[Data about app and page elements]

^^^^^^^^

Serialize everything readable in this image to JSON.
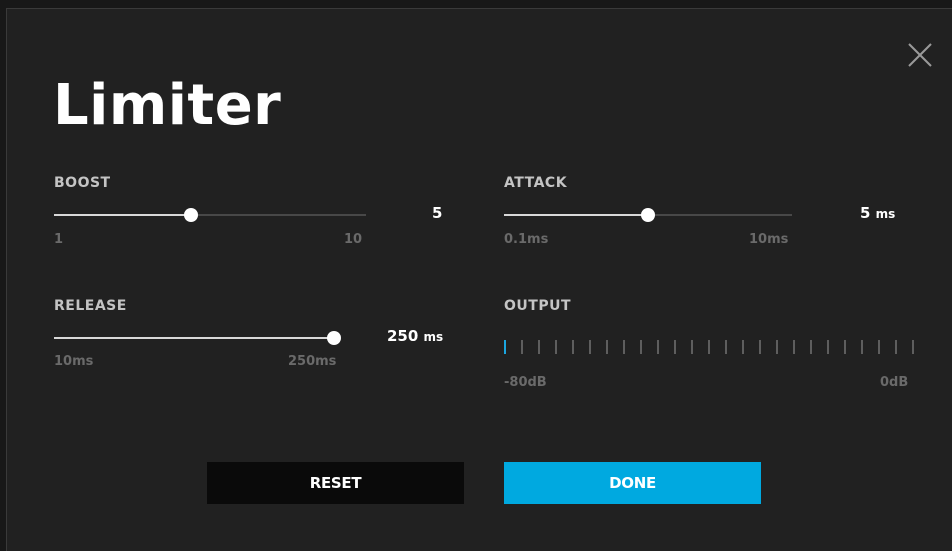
{
  "dialog": {
    "title": "Limiter",
    "close_icon": "close-icon"
  },
  "boost": {
    "label": "BOOST",
    "min_label": "1",
    "max_label": "10",
    "value": "5",
    "unit": "",
    "fraction": 0.44
  },
  "attack": {
    "label": "ATTACK",
    "min_label": "0.1ms",
    "max_label": "10ms",
    "value": "5",
    "unit": "ms",
    "fraction": 0.5
  },
  "release": {
    "label": "RELEASE",
    "min_label": "10ms",
    "max_label": "250ms",
    "value": "250",
    "unit": "ms",
    "fraction": 1.0
  },
  "output": {
    "label": "OUTPUT",
    "min_label": "-80dB",
    "max_label": "0dB",
    "bars_total": 25,
    "bars_active": 1,
    "active_color": "#1ba6e0"
  },
  "buttons": {
    "reset": "RESET",
    "done": "DONE"
  },
  "colors": {
    "accent": "#00a9e0",
    "background": "#212121"
  }
}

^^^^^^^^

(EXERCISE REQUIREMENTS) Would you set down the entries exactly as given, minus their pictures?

(RESULT BELOW)
Serialize everything readable in this image to JSON.
{
  "dialog": {
    "title": "Limiter",
    "close_icon": "close-icon"
  },
  "boost": {
    "label": "BOOST",
    "min_label": "1",
    "max_label": "10",
    "value": "5",
    "unit": "",
    "fraction": 0.44
  },
  "attack": {
    "label": "ATTACK",
    "min_label": "0.1ms",
    "max_label": "10ms",
    "value": "5",
    "unit": "ms",
    "fraction": 0.5
  },
  "release": {
    "label": "RELEASE",
    "min_label": "10ms",
    "max_label": "250ms",
    "value": "250",
    "unit": "ms",
    "fraction": 1.0
  },
  "output": {
    "label": "OUTPUT",
    "min_label": "-80dB",
    "max_label": "0dB",
    "bars_total": 25,
    "bars_active": 1,
    "active_color": "#1ba6e0"
  },
  "buttons": {
    "reset": "RESET",
    "done": "DONE"
  },
  "colors": {
    "accent": "#00a9e0",
    "background": "#212121"
  }
}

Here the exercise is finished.